6) Even as our troops are fighting to build a new Afghanistan, they also happen to be guarding a very productive and extremely profitable copper mine owned by none other than, you guessed it, China.
You say that our government couldn't possibly be so dumb? Well, one army brigade of about 2,000 troops is deployed in the immediate vicinity of that vast copper mine and, as luck would have it, for Beijing. Maybe somebody in the Obama administration should suggest to Beijing that it deploy its own security force there.
7) Democrats are so totally out of it that they still don't know how to bargain with Republicans.
You'll remember that most Republicans took the pledge never to raise taxes in any way, shape, or form or they'd have to kill their mothers. And there they have stood for almost a year on rock-solid bargaining ground. Why didn't the Democrats take their own pledge not to slash the federal debt on the backs of the middle class and the poor? That would have evened up the bargaining ground.

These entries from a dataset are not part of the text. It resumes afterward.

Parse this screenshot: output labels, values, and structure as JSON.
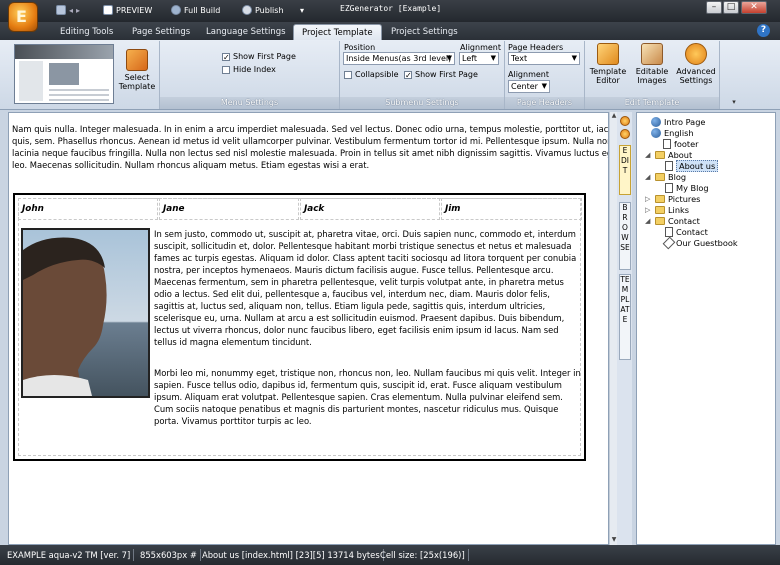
{
  "window": {
    "title": "EZGenerator  [Example]",
    "quick_access": {
      "preview": "PREVIEW",
      "full_build": "Full Build",
      "publish": "Publish",
      "dropdown": "▾"
    },
    "controls": {
      "minimize": "–",
      "maximize": "□",
      "close": "✕"
    }
  },
  "ribbon_tabs": [
    "Editing Tools",
    "Page Settings",
    "Language Settings",
    "Project Template",
    "Project Settings"
  ],
  "active_tab": "Project Template",
  "ribbon": {
    "select_template": "Select Template",
    "menu_settings": {
      "label": "Menu Settings",
      "show_first_page": "Show First Page",
      "show_first_page_checked": true,
      "hide_index": "Hide Index",
      "hide_index_checked": false
    },
    "submenu_settings": {
      "label": "Submenu Settings",
      "position_label": "Position",
      "position_value": "Inside Menus(as 3rd level)",
      "alignment_label": "Alignment",
      "alignment_value": "Left",
      "collapsible": "Collapsible",
      "collapsible_checked": false,
      "show_first_page": "Show First Page",
      "show_first_page_checked": true
    },
    "page_headers": {
      "label": "Page Headers",
      "type_label": "Page Headers Type",
      "type_value": "Text",
      "alignment_label": "Alignment",
      "alignment_value": "Center"
    },
    "edit_template": {
      "label": "Edit Template",
      "template_editor": "Template Editor",
      "editable_images": "Editable Images",
      "advanced_settings": "Advanced Settings"
    }
  },
  "editor": {
    "intro_lines": [
      "Nam quis nulla. Integer malesuada. In in enim a arcu imperdiet malesuada. Sed vel lectus. Donec odio urna, tempus molestie, porttitor ut, iaculis",
      "quis, sem. Phasellus rhoncus. Aenean id metus id velit ullamcorper pulvinar. Vestibulum fermentum tortor id mi. Pellentesque ipsum. Nulla non arcu",
      "lacinia neque faucibus fringilla. Nulla non lectus sed nisl molestie malesuada. Proin in tellus sit amet nibh dignissim sagittis. Vivamus luctus egestas",
      "leo. Maecenas sollicitudin. Nullam rhoncus aliquam metus. Etiam egestas wisi a erat."
    ],
    "headers": [
      "John",
      "Jane",
      "Jack",
      "Jim"
    ],
    "para1": "In sem justo, commodo ut, suscipit at, pharetra vitae, orci. Duis sapien nunc, commodo et, interdum suscipit, sollicitudin et, dolor. Pellentesque habitant morbi tristique senectus et netus et malesuada fames ac turpis egestas. Aliquam id dolor. Class aptent taciti sociosqu ad litora torquent per conubia nostra, per inceptos hymenaeos. Mauris dictum facilisis augue. Fusce tellus. Pellentesque arcu. Maecenas fermentum, sem in pharetra pellentesque, velit turpis volutpat ante, in pharetra metus odio a lectus. Sed elit dui, pellentesque a, faucibus vel, interdum nec, diam. Mauris dolor felis, sagittis at, luctus sed, aliquam non, tellus. Etiam ligula pede, sagittis quis, interdum ultricies, scelerisque eu, urna. Nullam at arcu a est sollicitudin euismod. Praesent dapibus. Duis bibendum, lectus ut viverra rhoncus, dolor nunc faucibus libero, eget facilisis enim ipsum id lacus. Nam sed tellus id magna elementum tincidunt.",
    "para2": "Morbi leo mi, nonummy eget, tristique non, rhoncus non, leo. Nullam faucibus mi quis velit. Integer in sapien. Fusce tellus odio, dapibus id, fermentum quis, suscipit id, erat. Fusce aliquam vestibulum ipsum. Aliquam erat volutpat. Pellentesque sapien. Cras elementum. Nulla pulvinar eleifend sem. Cum sociis natoque penatibus et magnis dis parturient montes, nascetur ridiculus mus. Quisque porta. Vivamus porttitor turpis ac leo."
  },
  "side_tabs": [
    "EDIT",
    "BROWSE",
    "TEMPLATE"
  ],
  "tree": {
    "nodes": [
      {
        "label": "Intro Page",
        "type": "globe",
        "level": 0
      },
      {
        "label": "English",
        "type": "globe",
        "level": 0
      },
      {
        "label": "footer",
        "type": "doc",
        "level": 1
      },
      {
        "label": "About",
        "type": "folder",
        "level": 1,
        "expanded": true
      },
      {
        "label": "About us",
        "type": "doc",
        "level": 2,
        "selected": true
      },
      {
        "label": "Blog",
        "type": "folder",
        "level": 1,
        "expanded": true
      },
      {
        "label": "My Blog",
        "type": "doc",
        "level": 2
      },
      {
        "label": "Pictures",
        "type": "folder",
        "level": 1
      },
      {
        "label": "Links",
        "type": "folder",
        "level": 1
      },
      {
        "label": "Contact",
        "type": "folder",
        "level": 1,
        "expanded": true
      },
      {
        "label": "Contact",
        "type": "doc",
        "level": 2
      },
      {
        "label": "Our Guestbook",
        "type": "doc",
        "level": 2
      }
    ]
  },
  "status": {
    "template": "EXAMPLE aqua-v2 TM [ver. 7]",
    "page_size": "855x603px #",
    "page_info": "About us [index.html] [23][5] 13714 bytes",
    "cell_size": "Cell size: [25x(196)]"
  }
}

8) Despite their reputation for practicality, the ongoing debt crisis proves that Republicans still can't add and subtract.
Put it this way, the U.S. has a $14 trillion overall debt and an annual deficit of more than $1.5 trillion. Even if spending were slashed by $700 billion or $800 billion this year alone (far more than the Republicans are demanding), that would still leave us hundreds of billions short of cutting this year's deficit alone—and wouldn't dent the $14 trillion debt by one penny. Indeed, it would add to that overall debt by this year's unpaid billions. Moral: you can’t really reduce the deficit without tax increases, and without cutbacks in defense spending and entitlements. All of which suggests that the Republicans failed arithmetic and passed ideology.

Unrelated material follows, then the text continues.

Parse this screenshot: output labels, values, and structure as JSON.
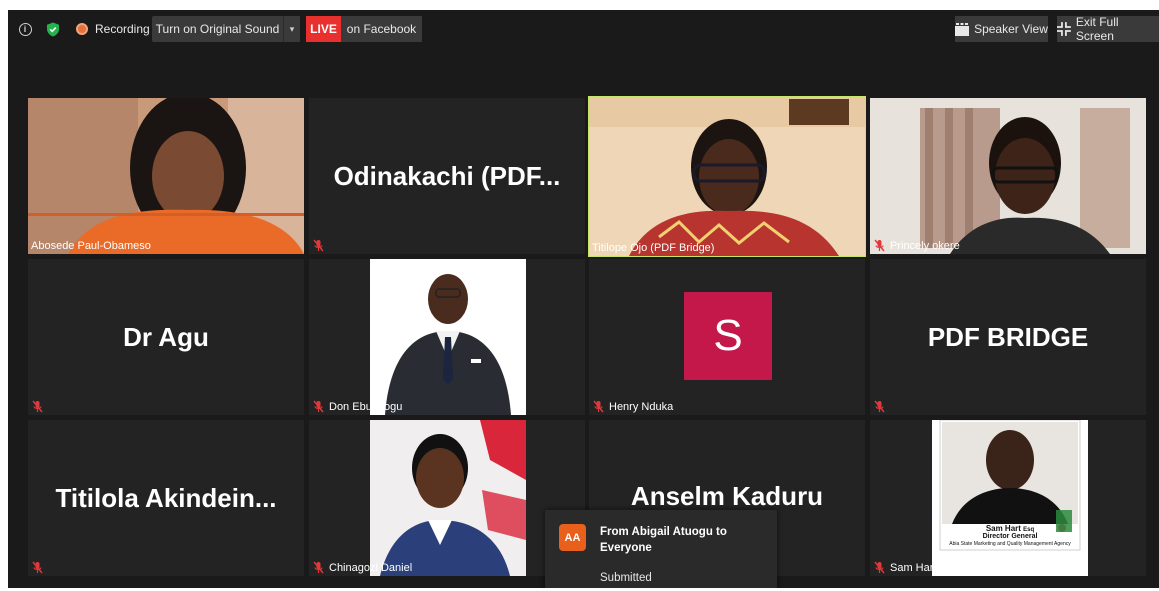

9) Democrats are at a structural disadvantage in public debate: they have no idea how to talk to the people, but the Republicans sure do.
Any Democrat's explanation of a public issue—be it Nancy Pelosi or Harry Reid or President Obama—sounds to my ear as follows: "Four score and 17 points ago, we tried to deliver the nation from want, only to face a long road paved by Herbert Hoover and George W. Bush. It could take 12 or 16 years to solve the problem, to be honest." On the other hand, Republicans conjure up real passion with originals like "Live free or die," "I have only one life to sell for my country," and, "So's your old man." Republicans don't make 17 points; they always keep it to an intelligible half a point plus an insinuation.
Our governmental and political shepherds, cable anchors, foreign and business leaders couldn't possibly believe that we, the American people, will simply continue laughing or screaming at their follies, and that we are so dumb we're just going to sit back and take this. Could they?
July 7, 2011 10:24pm